• Problem statement: Images do not belong in the copy. Retype the entries exactly.
** Opening Source records block **
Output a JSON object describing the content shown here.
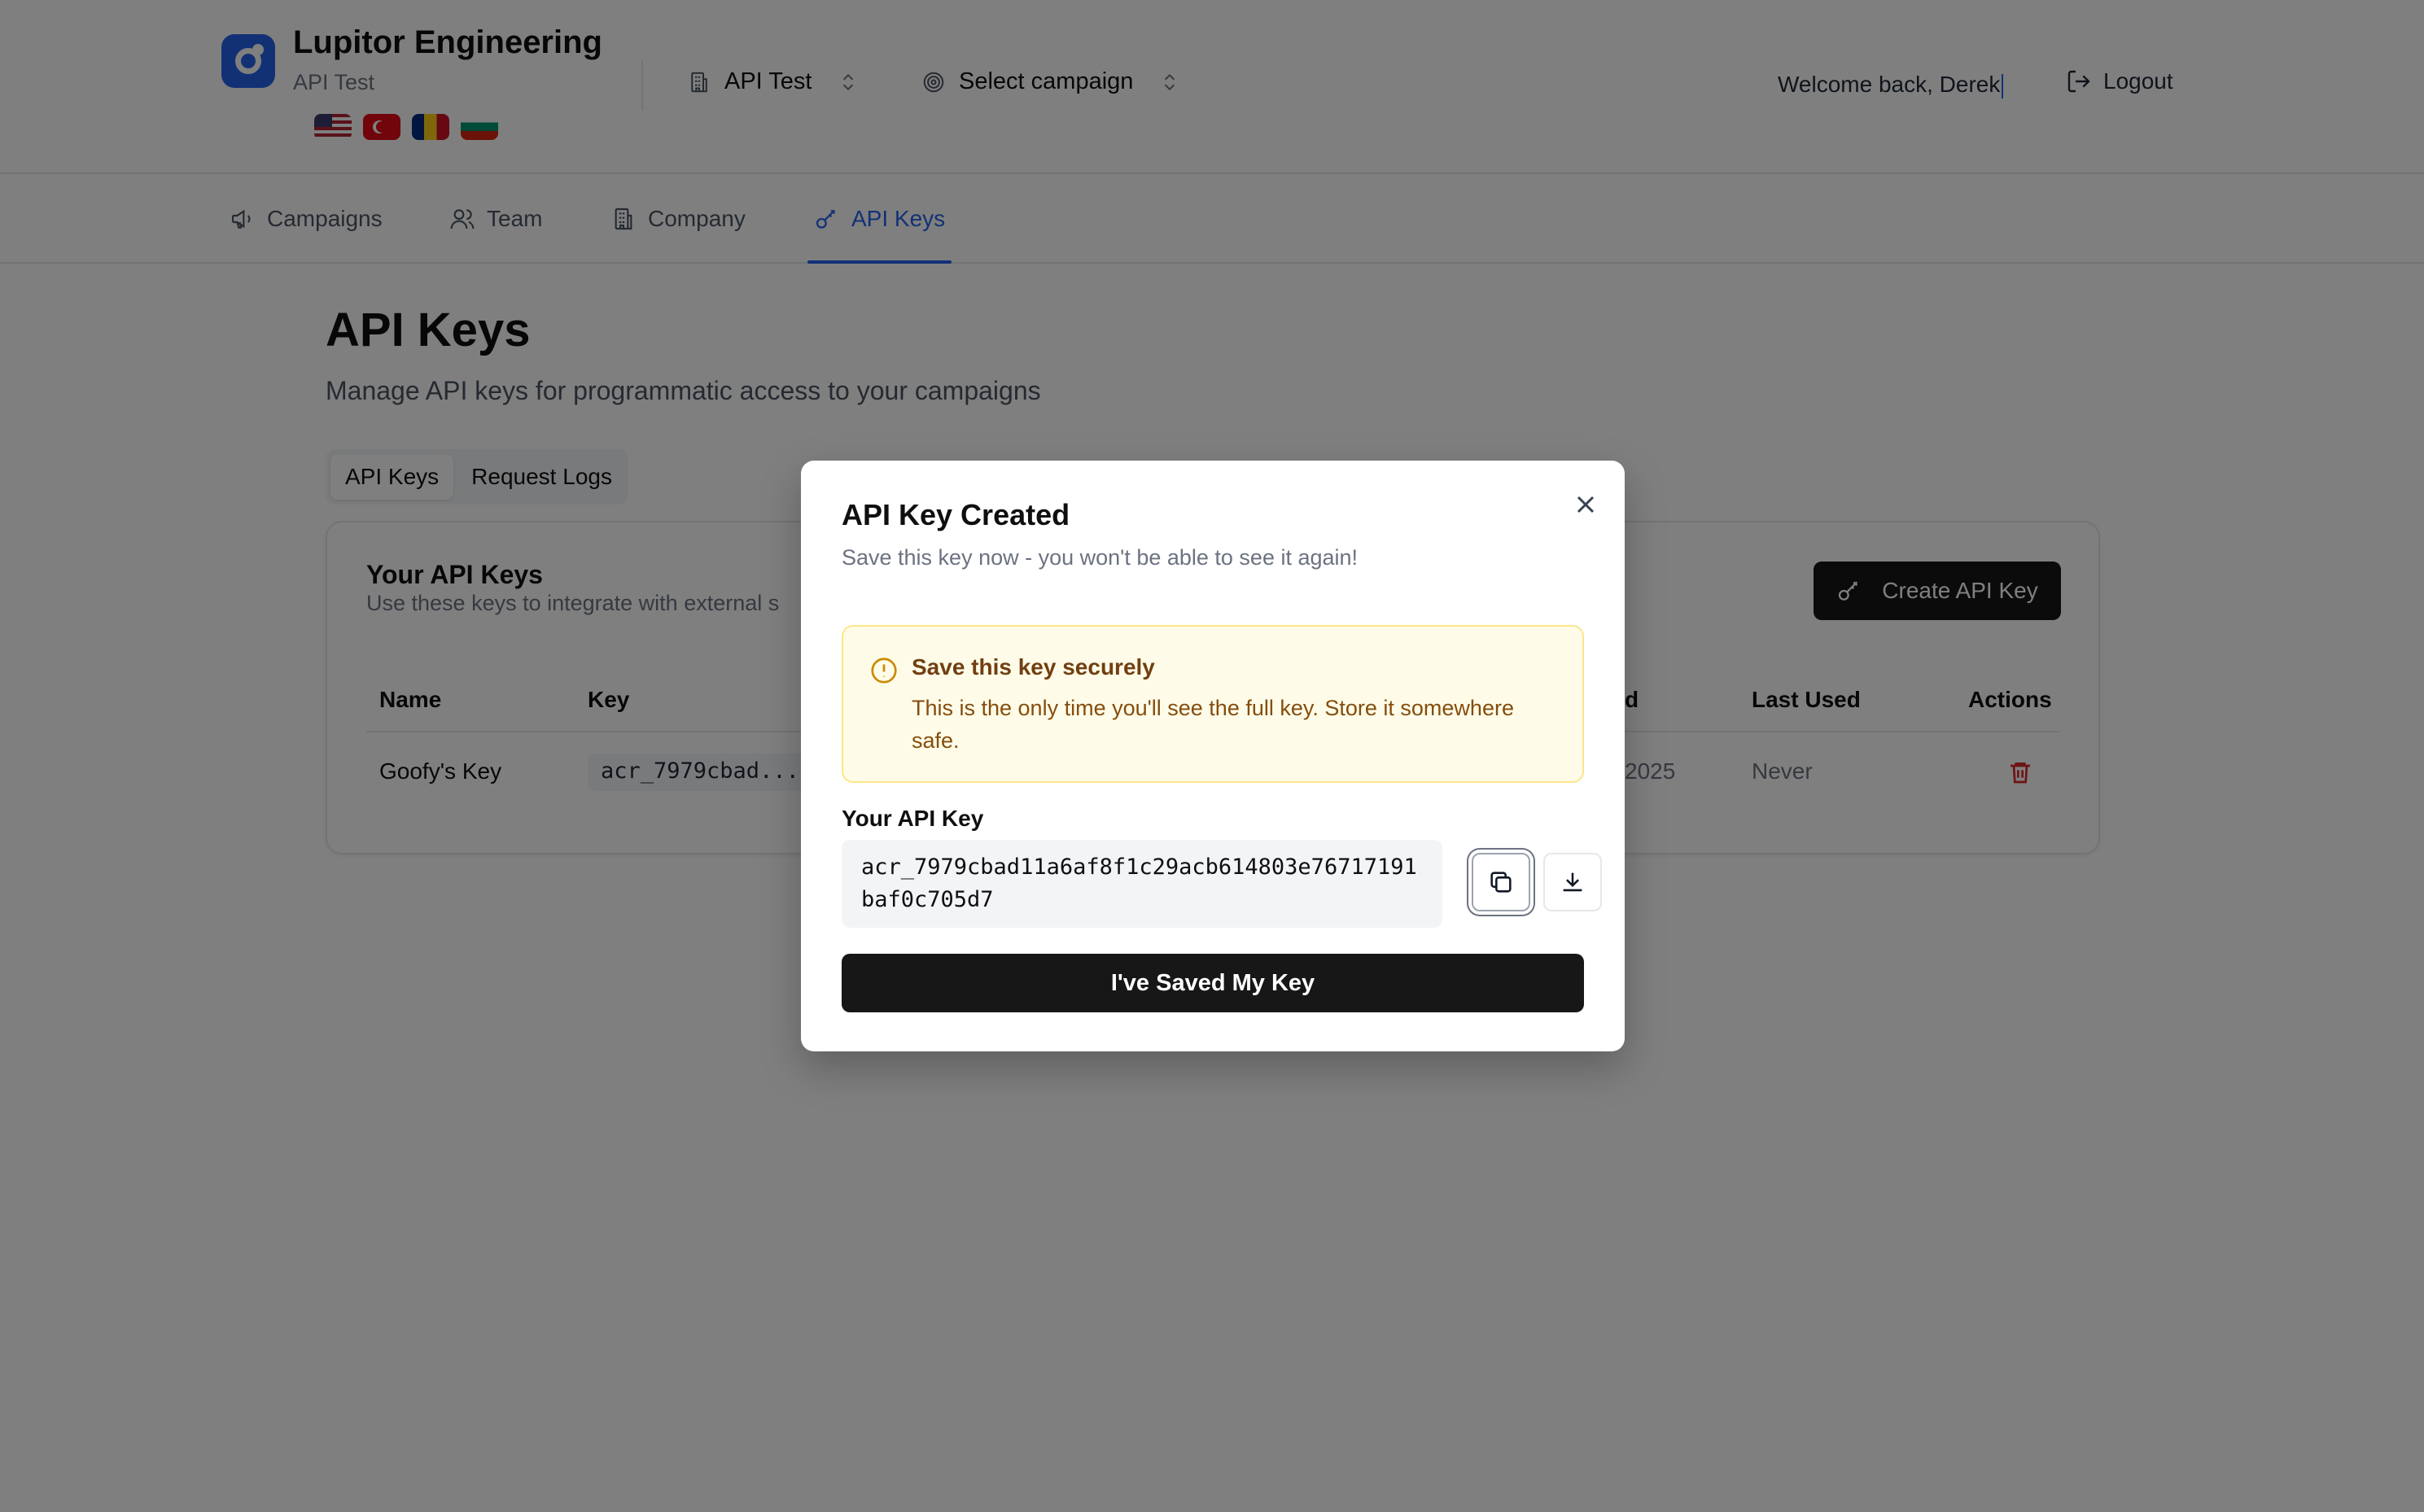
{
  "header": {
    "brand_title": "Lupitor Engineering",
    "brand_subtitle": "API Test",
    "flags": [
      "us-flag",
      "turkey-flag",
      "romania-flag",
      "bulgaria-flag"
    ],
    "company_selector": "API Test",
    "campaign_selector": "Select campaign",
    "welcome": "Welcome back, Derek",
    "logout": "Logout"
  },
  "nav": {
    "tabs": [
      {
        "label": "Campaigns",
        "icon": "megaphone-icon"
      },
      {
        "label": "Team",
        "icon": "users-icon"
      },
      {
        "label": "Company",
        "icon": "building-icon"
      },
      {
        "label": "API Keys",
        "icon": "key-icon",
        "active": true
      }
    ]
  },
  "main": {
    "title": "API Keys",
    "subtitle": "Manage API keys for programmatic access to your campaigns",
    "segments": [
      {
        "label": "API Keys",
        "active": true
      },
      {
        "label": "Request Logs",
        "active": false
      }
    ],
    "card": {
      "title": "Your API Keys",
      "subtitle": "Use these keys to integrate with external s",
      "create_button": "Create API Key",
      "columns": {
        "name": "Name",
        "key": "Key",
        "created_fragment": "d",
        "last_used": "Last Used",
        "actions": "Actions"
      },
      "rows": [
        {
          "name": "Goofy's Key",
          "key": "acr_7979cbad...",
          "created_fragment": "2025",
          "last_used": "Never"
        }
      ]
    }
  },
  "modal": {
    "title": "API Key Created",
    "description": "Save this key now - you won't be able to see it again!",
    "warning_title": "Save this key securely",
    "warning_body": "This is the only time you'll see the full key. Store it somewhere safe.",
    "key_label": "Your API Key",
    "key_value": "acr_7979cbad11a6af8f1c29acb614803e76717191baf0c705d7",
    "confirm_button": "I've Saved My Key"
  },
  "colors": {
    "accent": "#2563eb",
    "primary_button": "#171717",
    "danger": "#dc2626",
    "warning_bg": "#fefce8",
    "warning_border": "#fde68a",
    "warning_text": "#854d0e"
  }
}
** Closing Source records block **
• Task answer:
Output a JSON object describing the content shown here.
{
  "header": {
    "brand_title": "Lupitor Engineering",
    "brand_subtitle": "API Test",
    "flags": [
      "us-flag",
      "turkey-flag",
      "romania-flag",
      "bulgaria-flag"
    ],
    "company_selector": "API Test",
    "campaign_selector": "Select campaign",
    "welcome": "Welcome back, Derek",
    "logout": "Logout"
  },
  "nav": {
    "tabs": [
      {
        "label": "Campaigns",
        "icon": "megaphone-icon"
      },
      {
        "label": "Team",
        "icon": "users-icon"
      },
      {
        "label": "Company",
        "icon": "building-icon"
      },
      {
        "label": "API Keys",
        "icon": "key-icon",
        "active": true
      }
    ]
  },
  "main": {
    "title": "API Keys",
    "subtitle": "Manage API keys for programmatic access to your campaigns",
    "segments": [
      {
        "label": "API Keys",
        "active": true
      },
      {
        "label": "Request Logs",
        "active": false
      }
    ],
    "card": {
      "title": "Your API Keys",
      "subtitle": "Use these keys to integrate with external s",
      "create_button": "Create API Key",
      "columns": {
        "name": "Name",
        "key": "Key",
        "created_fragment": "d",
        "last_used": "Last Used",
        "actions": "Actions"
      },
      "rows": [
        {
          "name": "Goofy's Key",
          "key": "acr_7979cbad...",
          "created_fragment": "2025",
          "last_used": "Never"
        }
      ]
    }
  },
  "modal": {
    "title": "API Key Created",
    "description": "Save this key now - you won't be able to see it again!",
    "warning_title": "Save this key securely",
    "warning_body": "This is the only time you'll see the full key. Store it somewhere safe.",
    "key_label": "Your API Key",
    "key_value": "acr_7979cbad11a6af8f1c29acb614803e76717191baf0c705d7",
    "confirm_button": "I've Saved My Key"
  },
  "colors": {
    "accent": "#2563eb",
    "primary_button": "#171717",
    "danger": "#dc2626",
    "warning_bg": "#fefce8",
    "warning_border": "#fde68a",
    "warning_text": "#854d0e"
  }
}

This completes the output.